▸ WORK TO COMPLETE: Each line below must be set down exactly; omit any image you find.

▸ DATASET RECORDS:
══════

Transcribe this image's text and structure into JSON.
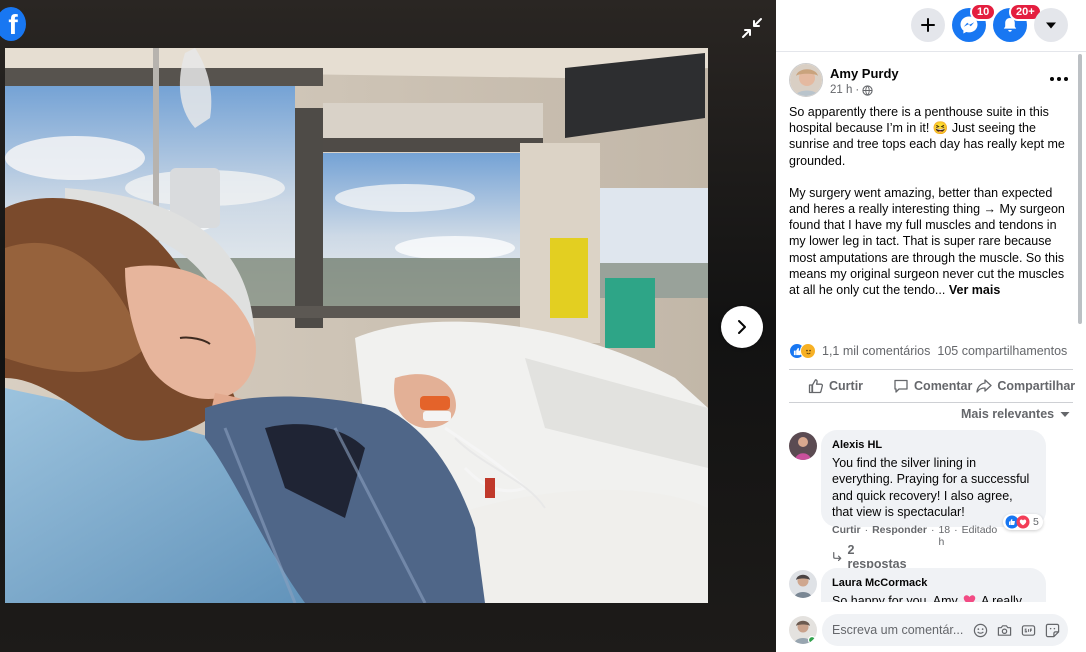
{
  "colors": {
    "brand": "#1877f2",
    "badge": "#e41e3f",
    "text_secondary": "#65676b",
    "bubble": "#f0f2f5"
  },
  "viewer": {
    "logo": "f"
  },
  "topbar": {
    "messenger_badge": "10",
    "notifications_badge": "20+"
  },
  "post": {
    "author": "Amy Purdy",
    "time": "21 h",
    "paragraph1": "So apparently there is a penthouse suite in this hospital because I’m in it! 😆 Just seeing the sunrise and tree tops each day has really kept me grounded.",
    "paragraph2": "My surgery went amazing, better than expected and heres a really interesting thing → My surgeon found that I have my full muscles and tendons in my lower leg in tact. That is super rare because most amputations are through the muscle. So this means my original surgeon never cut the muscles at all he only cut the tendo...",
    "see_more": "Ver mais",
    "comments_count": "1,1 mil comentários",
    "shares_count": "105 compartilhamentos"
  },
  "actions": {
    "like": "Curtir",
    "comment": "Comentar",
    "share": "Compartilhar"
  },
  "sort_label": "Mais relevantes",
  "comments": [
    {
      "name": "Alexis HL",
      "text": "You find the silver lining in everything. Praying for a successful and quick recovery! I also agree, that view is spectacular!",
      "like": "Curtir",
      "reply": "Responder",
      "time": "18 h",
      "edited": "Editado",
      "reactions": "5",
      "replies": "2 respostas"
    },
    {
      "name": "Laura McCormack",
      "text_start": "So happy for you, Amy",
      "text_end": "A really"
    }
  ],
  "compose": {
    "placeholder": "Escreva um comentár..."
  }
}
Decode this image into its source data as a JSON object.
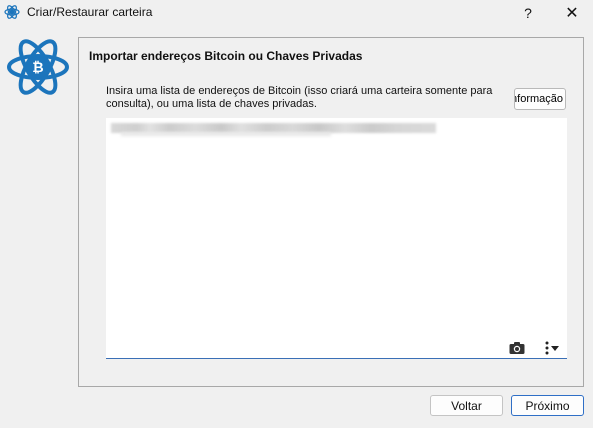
{
  "window": {
    "title": "Criar/Restaurar carteira",
    "help_label": "?",
    "close_label": "✕"
  },
  "panel": {
    "title": "Importar endereços Bitcoin ou Chaves Privadas",
    "instructions": "Insira uma lista de endereços de Bitcoin (isso criará uma carteira somente para consulta), ou uma lista de chaves privadas.",
    "info_button_label": "Informação"
  },
  "editor": {
    "value": "",
    "camera_icon": "camera-icon",
    "menu_icon": "more-options-icon"
  },
  "footer": {
    "back_label": "Voltar",
    "next_label": "Próximo"
  },
  "colors": {
    "accent": "#2f6fc6",
    "logo_blue": "#1c75bc",
    "background": "#f0f0f0"
  }
}
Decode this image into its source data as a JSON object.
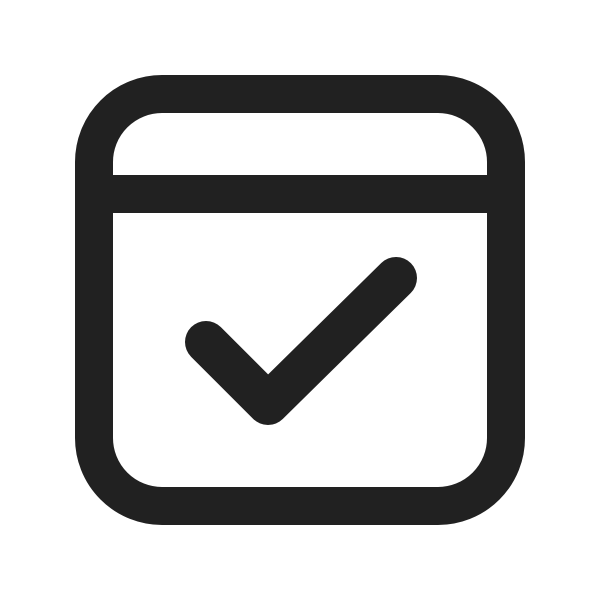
{
  "icon": {
    "name": "calendar-check-icon",
    "stroke_color": "#212121",
    "background_color": "#ffffff"
  }
}
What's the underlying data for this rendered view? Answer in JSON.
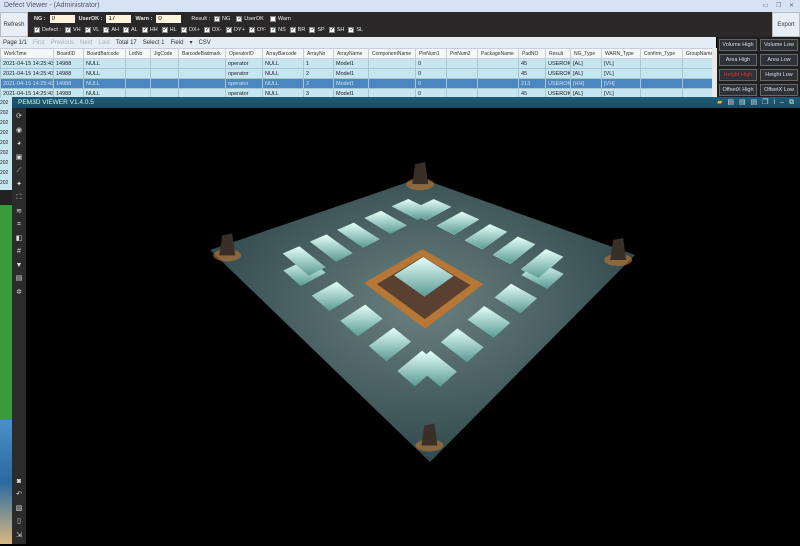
{
  "window": {
    "title": "Defect Viewer - (Administrator)"
  },
  "toolbar": {
    "refresh": "Refresh",
    "export": "Export",
    "ng_label": "NG :",
    "ng_value": "0",
    "userok_label": "UserOK :",
    "userok_value": "17",
    "warn_label": "Warn :",
    "warn_value": "0",
    "result_label": "Result :",
    "result_opts": [
      {
        "label": "NG",
        "checked": true
      },
      {
        "label": "UserOK",
        "checked": true
      },
      {
        "label": "Warn",
        "checked": false
      }
    ],
    "defect_label": "Defect :",
    "defect_opts": [
      "VH",
      "VL",
      "AH",
      "AL",
      "HH",
      "HL",
      "OX+",
      "OX-",
      "OY+",
      "OY-",
      "NS",
      "BR",
      "SP",
      "SH",
      "SL"
    ]
  },
  "pager": {
    "page": "Page 1/1",
    "first": "First",
    "previous": "Previous",
    "next": "Next",
    "last": "Last",
    "total": "Total 17",
    "select": "Select 1",
    "field": "Field",
    "csv": "CSV"
  },
  "table": {
    "columns": [
      "WorkTime",
      "BoardID",
      "BoardBarcode",
      "LotNo",
      "JigCode",
      "BarcodeBadmark",
      "OperatorID",
      "ArrayBarcode",
      "ArrayNo",
      "ArrayName",
      "ComponentName",
      "PinNum1",
      "PinNum2",
      "PackageName",
      "PadNO",
      "Result",
      "NG_Type",
      "WARN_Type",
      "Confirm_Type",
      "GroupName"
    ],
    "rows": [
      [
        "2021-04-15 14:25:43",
        "14988",
        "NULL",
        "",
        "",
        "",
        "operator",
        "NULL",
        "1",
        "Model1",
        "",
        "0",
        "",
        "",
        "45",
        "USEROK",
        "[AL]",
        "[VL]",
        "",
        ""
      ],
      [
        "2021-04-15 14:25:43",
        "14988",
        "NULL",
        "",
        "",
        "",
        "operator",
        "NULL",
        "2",
        "Model1",
        "",
        "0",
        "",
        "",
        "45",
        "USEROK",
        "[AL]",
        "[VL]",
        "",
        ""
      ],
      [
        "2021-04-15 14:25:43",
        "14988",
        "NULL",
        "",
        "",
        "",
        "operator",
        "NULL",
        "2",
        "Model1",
        "",
        "0",
        "",
        "",
        "213",
        "USEROK",
        "[HH]",
        "[VH]",
        "",
        ""
      ],
      [
        "2021-04-15 14:25:43",
        "14988",
        "NULL",
        "",
        "",
        "",
        "operator",
        "NULL",
        "3",
        "Model1",
        "",
        "0",
        "",
        "",
        "45",
        "USEROK",
        "[AL]",
        "[VL]",
        "",
        ""
      ]
    ],
    "selected_row": 2
  },
  "filters": [
    {
      "label": "Volume High"
    },
    {
      "label": "Volume Low"
    },
    {
      "label": "Area High"
    },
    {
      "label": "Area Low"
    },
    {
      "label": "Height High",
      "active": true
    },
    {
      "label": "Height Low"
    },
    {
      "label": "OffsetX High"
    },
    {
      "label": "OffsetX Low"
    }
  ],
  "viewer": {
    "title": "PEM3D VIEWER V1.4.0.5",
    "top_icons": [
      "folder-icon",
      "file-icon",
      "file-icon",
      "file-icon",
      "copy-icon",
      "info-icon",
      "minimize-icon",
      "restore-icon"
    ],
    "tools": [
      "rotate-icon",
      "eye-icon",
      "palette-icon",
      "image-icon",
      "ruler-icon",
      "pin-icon",
      "fit-icon",
      "layers-icon",
      "crop-icon",
      "split-icon",
      "number-icon",
      "filter-icon",
      "note-icon",
      "settings-icon"
    ],
    "bottom_tools": [
      "camera-icon",
      "undo-icon",
      "snapshot-icon",
      "save-icon",
      "export-icon"
    ],
    "colors": {
      "surface": "#3e5a5c",
      "pad": "#b8e8e0",
      "glow": "#c07830"
    }
  },
  "left_strip": {
    "row_prefix": "202"
  }
}
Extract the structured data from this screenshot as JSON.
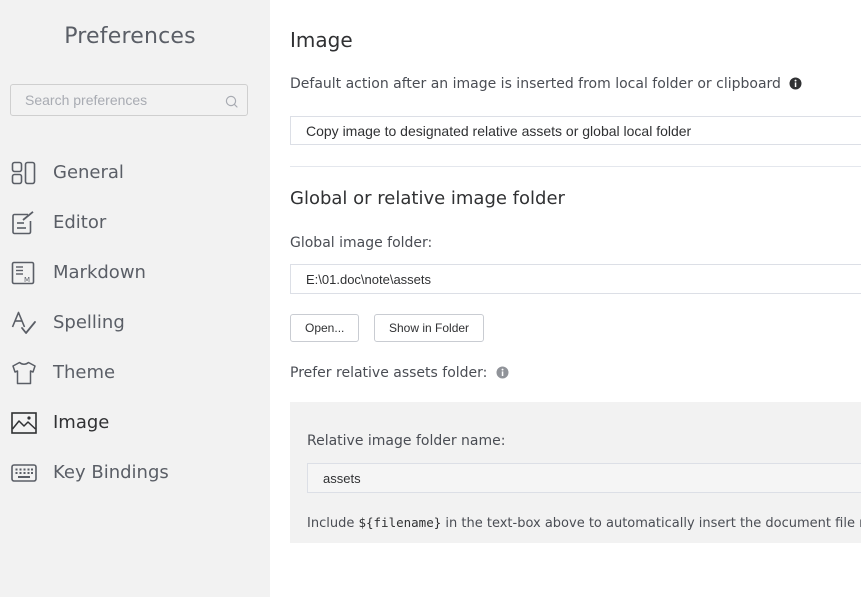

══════

▸ ANSWER FOR THE TASK:
Transcribe this image's text and structure into JSON.
{
  "colors": {
    "brand": "#1877f2",
    "badge": "#e41e3f",
    "text_secondary": "#65676b",
    "bubble": "#f0f2f5"
  },
  "viewer": {
    "logo": "f"
  },
  "topbar": {
    "messenger_badge": "10",
    "notifications_badge": "20+"
  },
  "post": {
    "author": "Amy Purdy",
    "time": "21 h",
    "paragraph1": "So apparently there is a penthouse suite in this hospital because I’m in it! 😆 Just seeing the sunrise and tree tops each day has really kept me grounded.",
    "paragraph2": "My surgery went amazing, better than expected and heres a really interesting thing → My surgeon found that I have my full muscles and tendons in my lower leg in tact. That is super rare because most amputations are through the muscle. So this means my original surgeon never cut the muscles at all he only cut the tendo...",
    "see_more": "Ver mais",
    "comments_count": "1,1 mil comentários",
    "shares_count": "105 compartilhamentos"
  },
  "actions": {
    "like": "Curtir",
    "comment": "Comentar",
    "share": "Compartilhar"
  },
  "sort_label": "Mais relevantes",
  "comments": [
    {
      "name": "Alexis HL",
      "text": "You find the silver lining in everything. Praying for a successful and quick recovery! I also agree, that view is spectacular!",
      "like": "Curtir",
      "reply": "Responder",
      "time": "18 h",
      "edited": "Editado",
      "reactions": "5",
      "replies": "2 respostas"
    },
    {
      "name": "Laura McCormack",
      "text_start": "So happy for you, Amy",
      "text_end": "A really"
    }
  ],
  "compose": {
    "placeholder": "Escreva um comentár..."
  }
}
Decode this image into its source data as a JSON object.
{
  "window": {
    "title": "Criar/Restaurar carteira",
    "help_label": "?",
    "close_label": "✕"
  },
  "panel": {
    "title": "Importar endereços Bitcoin ou Chaves Privadas",
    "instructions": "Insira uma lista de endereços de Bitcoin (isso criará uma carteira somente para consulta), ou uma lista de chaves privadas.",
    "info_button_label": "Informação"
  },
  "editor": {
    "value": "",
    "camera_icon": "camera-icon",
    "menu_icon": "more-options-icon"
  },
  "footer": {
    "back_label": "Voltar",
    "next_label": "Próximo"
  },
  "colors": {
    "accent": "#2f6fc6",
    "logo_blue": "#1c75bc",
    "background": "#f0f0f0"
  }
}
Decode this image into its source data as a JSON object.
{
  "icon": {
    "name": "calendar-check-icon",
    "stroke_color": "#212121",
    "background_color": "#ffffff"
  }
}
What's the underlying data for this rendered view? Answer in JSON.
{
  "window": {
    "title": "Defect Viewer - (Administrator)"
  },
  "toolbar": {
    "refresh": "Refresh",
    "export": "Export",
    "ng_label": "NG :",
    "ng_value": "0",
    "userok_label": "UserOK :",
    "userok_value": "17",
    "warn_label": "Warn :",
    "warn_value": "0",
    "result_label": "Result :",
    "result_opts": [
      {
        "label": "NG",
        "checked": true
      },
      {
        "label": "UserOK",
        "checked": true
      },
      {
        "label": "Warn",
        "checked": false
      }
    ],
    "defect_label": "Defect :",
    "defect_opts": [
      "VH",
      "VL",
      "AH",
      "AL",
      "HH",
      "HL",
      "OX+",
      "OX-",
      "OY+",
      "OY-",
      "NS",
      "BR",
      "SP",
      "SH",
      "SL"
    ]
  },
  "pager": {
    "page": "Page 1/1",
    "first": "First",
    "previous": "Previous",
    "next": "Next",
    "last": "Last",
    "total": "Total 17",
    "select": "Select 1",
    "field": "Field",
    "csv": "CSV"
  },
  "table": {
    "columns": [
      "WorkTime",
      "BoardID",
      "BoardBarcode",
      "LotNo",
      "JigCode",
      "BarcodeBadmark",
      "OperatorID",
      "ArrayBarcode",
      "ArrayNo",
      "ArrayName",
      "ComponentName",
      "PinNum1",
      "PinNum2",
      "PackageName",
      "PadNO",
      "Result",
      "NG_Type",
      "WARN_Type",
      "Confirm_Type",
      "GroupName"
    ],
    "rows": [
      [
        "2021-04-15 14:25:43",
        "14988",
        "NULL",
        "",
        "",
        "",
        "operator",
        "NULL",
        "1",
        "Model1",
        "",
        "0",
        "",
        "",
        "45",
        "USEROK",
        "[AL]",
        "[VL]",
        "",
        ""
      ],
      [
        "2021-04-15 14:25:43",
        "14988",
        "NULL",
        "",
        "",
        "",
        "operator",
        "NULL",
        "2",
        "Model1",
        "",
        "0",
        "",
        "",
        "45",
        "USEROK",
        "[AL]",
        "[VL]",
        "",
        ""
      ],
      [
        "2021-04-15 14:25:43",
        "14988",
        "NULL",
        "",
        "",
        "",
        "operator",
        "NULL",
        "2",
        "Model1",
        "",
        "0",
        "",
        "",
        "213",
        "USEROK",
        "[HH]",
        "[VH]",
        "",
        ""
      ],
      [
        "2021-04-15 14:25:43",
        "14988",
        "NULL",
        "",
        "",
        "",
        "operator",
        "NULL",
        "3",
        "Model1",
        "",
        "0",
        "",
        "",
        "45",
        "USEROK",
        "[AL]",
        "[VL]",
        "",
        ""
      ]
    ],
    "selected_row": 2
  },
  "filters": [
    {
      "label": "Volume High"
    },
    {
      "label": "Volume Low"
    },
    {
      "label": "Area High"
    },
    {
      "label": "Area Low"
    },
    {
      "label": "Height High",
      "active": true
    },
    {
      "label": "Height Low"
    },
    {
      "label": "OffsetX High"
    },
    {
      "label": "OffsetX Low"
    }
  ],
  "viewer": {
    "title": "PEM3D VIEWER V1.4.0.5",
    "top_icons": [
      "folder-icon",
      "file-icon",
      "file-icon",
      "file-icon",
      "copy-icon",
      "info-icon",
      "minimize-icon",
      "restore-icon"
    ],
    "tools": [
      "rotate-icon",
      "eye-icon",
      "palette-icon",
      "image-icon",
      "ruler-icon",
      "pin-icon",
      "fit-icon",
      "layers-icon",
      "crop-icon",
      "split-icon",
      "number-icon",
      "filter-icon",
      "note-icon",
      "settings-icon"
    ],
    "bottom_tools": [
      "camera-icon",
      "undo-icon",
      "snapshot-icon",
      "save-icon",
      "export-icon"
    ],
    "colors": {
      "surface": "#3e5a5c",
      "pad": "#b8e8e0",
      "glow": "#c07830"
    }
  },
  "left_strip": {
    "row_prefix": "202"
  }
}
Extract the structured data from this screenshot as JSON.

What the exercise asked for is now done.